CHICAGO – Perhaps there wasn’t enough thrown equipment late in the season or a teeth-gnashing anger for one fan who wondered Saturday why there wasn’t more outrage over the Chicago White Sox falling short last season.
A September collapse put the Detroit Tigers in the postseason instead. Now the White Sox forge ahead with a similar roster to the one that couldn’t accomplish its goals after rebounding from a disappointing 2011 season.
Maybe it was the fact that the roster wasn’t torn apart. Whatever the reason, the fan asked about a perceived lack of outrage, prompting both general manager Rick Hahn and manager Robin Ventura to respond at a morning seminar at SoxFest on Saturday.
“There is simply no worse feeling that I have than watching another team celebrate at the end of the season,” Hahn said. “In terms of everything you said, we’re not trying to finish in second place. We’re not trying to win 83 games and miss the playoffs.”
At that point, Ventura took over the conversation.
“Contrary to popular belief, it’s not easy. I think a lot of people might think it’s easy but it’s really not that easy. That’s why it’s 162 games and that’s why you play. I played for 16 years and it’s not that easy, it never was. You never want to go home not making the playoffs. We’re just as disappointed as anybody else.”
Ventura said the experience gleaned from his first season as manager should help the team moving forward. But just because the team was better in his first season, it doesn’t mean he was satisfied.
“Again, I know there is no season that you prepare for that,” he said. “Any time you’re knocked down you have to get back up and go. I’m not going to quit. I’m not quitting. I’m getting everybody to be ready to win this year not worry about just falling down.”

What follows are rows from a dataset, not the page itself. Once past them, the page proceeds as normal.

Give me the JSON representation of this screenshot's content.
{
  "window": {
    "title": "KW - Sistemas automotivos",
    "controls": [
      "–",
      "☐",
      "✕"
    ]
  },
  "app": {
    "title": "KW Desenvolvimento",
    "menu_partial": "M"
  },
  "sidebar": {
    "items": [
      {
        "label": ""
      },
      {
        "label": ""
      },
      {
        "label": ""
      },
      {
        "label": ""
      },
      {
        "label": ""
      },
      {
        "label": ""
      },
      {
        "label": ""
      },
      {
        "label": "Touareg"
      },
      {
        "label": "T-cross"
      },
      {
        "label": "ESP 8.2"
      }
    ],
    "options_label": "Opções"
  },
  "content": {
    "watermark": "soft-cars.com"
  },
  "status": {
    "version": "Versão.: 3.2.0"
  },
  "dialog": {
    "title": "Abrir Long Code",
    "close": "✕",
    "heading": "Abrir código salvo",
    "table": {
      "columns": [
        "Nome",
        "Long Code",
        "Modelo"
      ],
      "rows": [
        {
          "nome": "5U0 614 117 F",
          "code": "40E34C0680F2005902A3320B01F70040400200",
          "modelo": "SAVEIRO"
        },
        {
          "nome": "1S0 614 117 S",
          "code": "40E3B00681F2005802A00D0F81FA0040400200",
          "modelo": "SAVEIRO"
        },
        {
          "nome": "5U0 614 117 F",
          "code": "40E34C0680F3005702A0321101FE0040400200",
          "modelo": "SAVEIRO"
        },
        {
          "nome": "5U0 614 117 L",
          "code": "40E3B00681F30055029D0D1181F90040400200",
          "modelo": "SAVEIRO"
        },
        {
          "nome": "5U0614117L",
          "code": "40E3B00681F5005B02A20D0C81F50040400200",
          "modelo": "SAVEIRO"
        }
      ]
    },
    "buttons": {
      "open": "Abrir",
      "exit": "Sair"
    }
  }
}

At that point the audience broke into applause. Not seeing signs of the disappointment might have been confusing for some. Hearing about it earned some appreciation, though.